            I grew up as a privileged Kuwaiti girl surrounded by migrant domestic workers, and unfortunately, I was not raised to show compassion towards them. During Ramadan, my parents would preach about the importance of being grateful for what we have because some other people do not have our privileges, but they did not consider the fact that they violated this ethos while they mistreated and abused the domestic workers who migrated to our country and worked beyond the point of exhaustion to make our lives easier. The only reason many of us even have a meal when we break our fast at sunset is because of the labour of migrant domestic workers, and this labour is a product of deliberate systemic exploitation by the Kafala system.  It seems to me that it is hypocritical to preach the importance of compassion and achieving God-consciousness during Ramadan while we continue to uphold modern slavery, deny migrant workers fair compensation for their labour, and even refuse to treat them as equal human beings who deserve the same rights and dignity that we believe we are entitled to.

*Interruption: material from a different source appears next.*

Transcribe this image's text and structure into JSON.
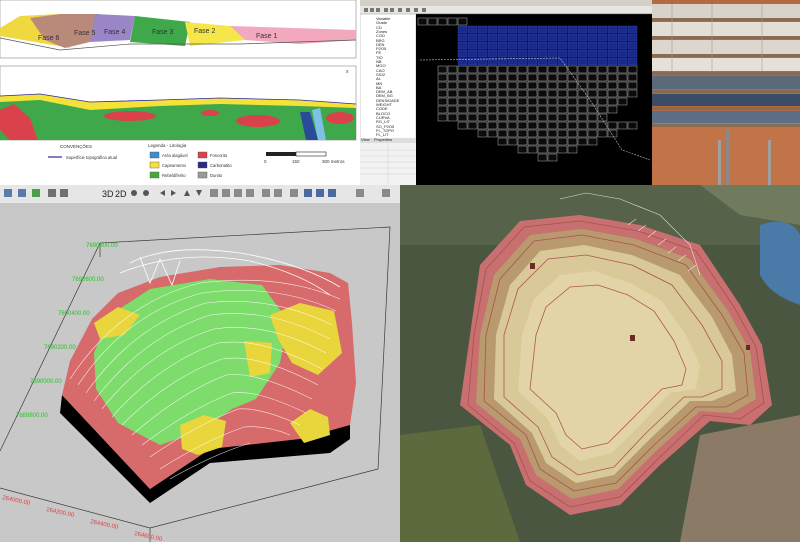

There seems to be an assumed superiority over migrant workers in communities that use the Kafala system, which is evident in the fact that we force migrant workers to work in unfair conditions even though we would not accept those working conditions for ourselves. If we – as individuals who benefit from the Kafala system and employ migrant workers through that system – do not accept others to treat us this way, why do we continue to act as though it is okay to mistreat migrant workers in this way?

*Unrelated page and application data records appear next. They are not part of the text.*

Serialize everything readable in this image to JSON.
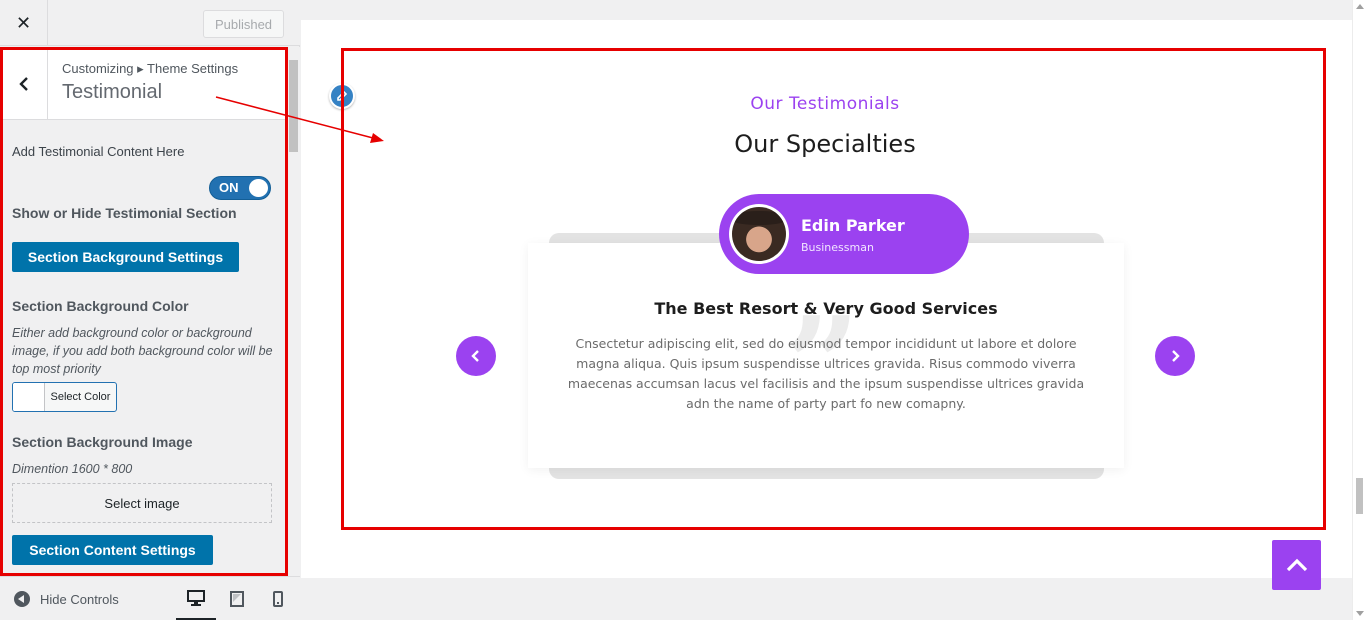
{
  "topbar": {
    "close_symbol": "✕",
    "published_label": "Published"
  },
  "panel": {
    "breadcrumb": "Customizing ▸ Theme Settings",
    "title": "Testimonial"
  },
  "controls": {
    "add_content_desc": "Add Testimonial Content Here",
    "toggle_label": "ON",
    "toggle_state": true,
    "show_hide_label": "Show or Hide Testimonial Section",
    "bg_settings_button": "Section Background Settings",
    "bg_color_label": "Section Background Color",
    "bg_color_note": "Either add background color or background image, if you add both background color will be top most priority",
    "select_color_button": "Select Color",
    "bg_image_label": "Section Background Image",
    "bg_image_note": "Dimention 1600 * 800",
    "select_image_button": "Select image",
    "content_settings_button": "Section Content Settings"
  },
  "footer": {
    "hide_controls_label": "Hide Controls",
    "devices": [
      "desktop-icon",
      "tablet-icon",
      "mobile-icon"
    ]
  },
  "preview": {
    "subtitle": "Our Testimonials",
    "title": "Our Specialties",
    "author_name": "Edin Parker",
    "author_role": "Businessman",
    "review_title": "The Best Resort & Very Good Services",
    "review_text": "Cnsectetur adipiscing elit, sed do eiusmod tempor incididunt ut labore et dolore magna aliqua. Quis ipsum suspendisse ultrices gravida. Risus commodo viverra maecenas accumsan lacus vel facilisis and the ipsum suspendisse ultrices gravida adn the name of party part fo new comapny.",
    "quote_glyph": "”"
  },
  "colors": {
    "accent": "#9b42f0",
    "wp_button": "#0073aa",
    "annotation": "#e60000"
  }
}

When our compassion towards others is limited to those who are removed from our lives, we are admitting that we are only interested in caring about or helping others so long as that does not interfere with our privileges. In countries that employ migrant workers through the Kafala system, many nationals who benefit from the Kafala system maintain the belief that employers deserve “ownership” over the lives of migrant workers. As individuals who benefit from the Kafala system, we complain about fasting from dawn to sunset without being mindful of the exhaustion of the domestic workers who live in our households and have to work harder during Ramadan to prepare elaborate meals and serve our extended family members during gatherings, without granting them breaks or any accommodations to their needs. In Kuwait, nationals even complain about racism and Islamophobia from Westerners, while we continue to refuse to allow domestic workers to even eat at the same table as us, regardless of the fact that some domestic workers are Muslim and fasting themselves. These may seem like minor things that we have normalised as a cornerstone of our lifestyle and our culture, but to migrant workers these instances of dehumanisation are a constant reminder that we perceive them to be inferior to us.

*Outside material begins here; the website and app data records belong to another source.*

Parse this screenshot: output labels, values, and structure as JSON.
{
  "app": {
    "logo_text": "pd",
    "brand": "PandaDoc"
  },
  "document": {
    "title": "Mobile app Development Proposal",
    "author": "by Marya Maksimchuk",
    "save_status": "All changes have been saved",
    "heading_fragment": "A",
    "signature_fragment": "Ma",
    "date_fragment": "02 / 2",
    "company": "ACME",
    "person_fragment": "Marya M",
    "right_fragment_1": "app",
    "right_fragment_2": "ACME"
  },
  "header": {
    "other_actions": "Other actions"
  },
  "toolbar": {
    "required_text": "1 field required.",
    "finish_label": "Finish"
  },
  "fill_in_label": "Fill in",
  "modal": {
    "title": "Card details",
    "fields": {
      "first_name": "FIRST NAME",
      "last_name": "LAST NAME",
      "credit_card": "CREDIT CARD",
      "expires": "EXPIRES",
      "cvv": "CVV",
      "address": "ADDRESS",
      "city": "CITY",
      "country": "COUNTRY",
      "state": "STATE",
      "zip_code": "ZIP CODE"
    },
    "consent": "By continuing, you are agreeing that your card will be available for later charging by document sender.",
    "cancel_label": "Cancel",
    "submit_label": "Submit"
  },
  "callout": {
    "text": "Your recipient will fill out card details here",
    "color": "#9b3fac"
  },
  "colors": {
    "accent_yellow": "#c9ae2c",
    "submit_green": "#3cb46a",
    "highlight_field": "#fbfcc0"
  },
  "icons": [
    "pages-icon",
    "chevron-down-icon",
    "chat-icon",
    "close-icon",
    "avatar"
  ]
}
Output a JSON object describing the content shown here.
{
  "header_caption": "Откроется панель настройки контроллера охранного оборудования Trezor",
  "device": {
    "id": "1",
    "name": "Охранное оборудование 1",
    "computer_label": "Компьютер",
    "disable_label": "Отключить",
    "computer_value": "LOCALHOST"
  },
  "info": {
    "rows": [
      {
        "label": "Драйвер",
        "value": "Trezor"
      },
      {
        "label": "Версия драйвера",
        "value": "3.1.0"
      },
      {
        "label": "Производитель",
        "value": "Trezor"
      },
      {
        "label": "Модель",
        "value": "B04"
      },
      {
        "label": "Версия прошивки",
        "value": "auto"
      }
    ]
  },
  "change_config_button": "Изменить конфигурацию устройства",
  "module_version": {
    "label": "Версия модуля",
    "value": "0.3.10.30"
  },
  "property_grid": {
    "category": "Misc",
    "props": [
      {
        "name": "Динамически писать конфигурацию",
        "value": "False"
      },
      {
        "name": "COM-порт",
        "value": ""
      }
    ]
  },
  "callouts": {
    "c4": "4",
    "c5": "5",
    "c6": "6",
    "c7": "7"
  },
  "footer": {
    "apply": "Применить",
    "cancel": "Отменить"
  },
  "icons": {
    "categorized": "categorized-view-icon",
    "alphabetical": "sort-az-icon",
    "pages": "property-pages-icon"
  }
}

While we can freely practice our religion and fast during this holy month, and ahead of Eid celebrations, I invite us to reflect on the fact that we continue to unjustly deprive migrant workers of their religious freedom. Recently in Kuwait, a shop was reported to the Ministry of Commerce for merely having a banner promoting deals for Easter. In many households, including my own, domestic workers and drivers were punished, and in some cases even abused, for asking to go to Church. Of course, the Kafala system permits such deprivations of religious freedom and it shameful to imagine how many migrant workers feel excluded and degraded by our communities as a result of this system.

It should not be controversial to state that migrant workers deserve human rights and dignity, and especially during this holy month, we should reflect on the ways in which we continue to uphold a hierarchy of rights depending on a person’s nationality and practice challenging these systems of oppression to support our migrant worker siblings.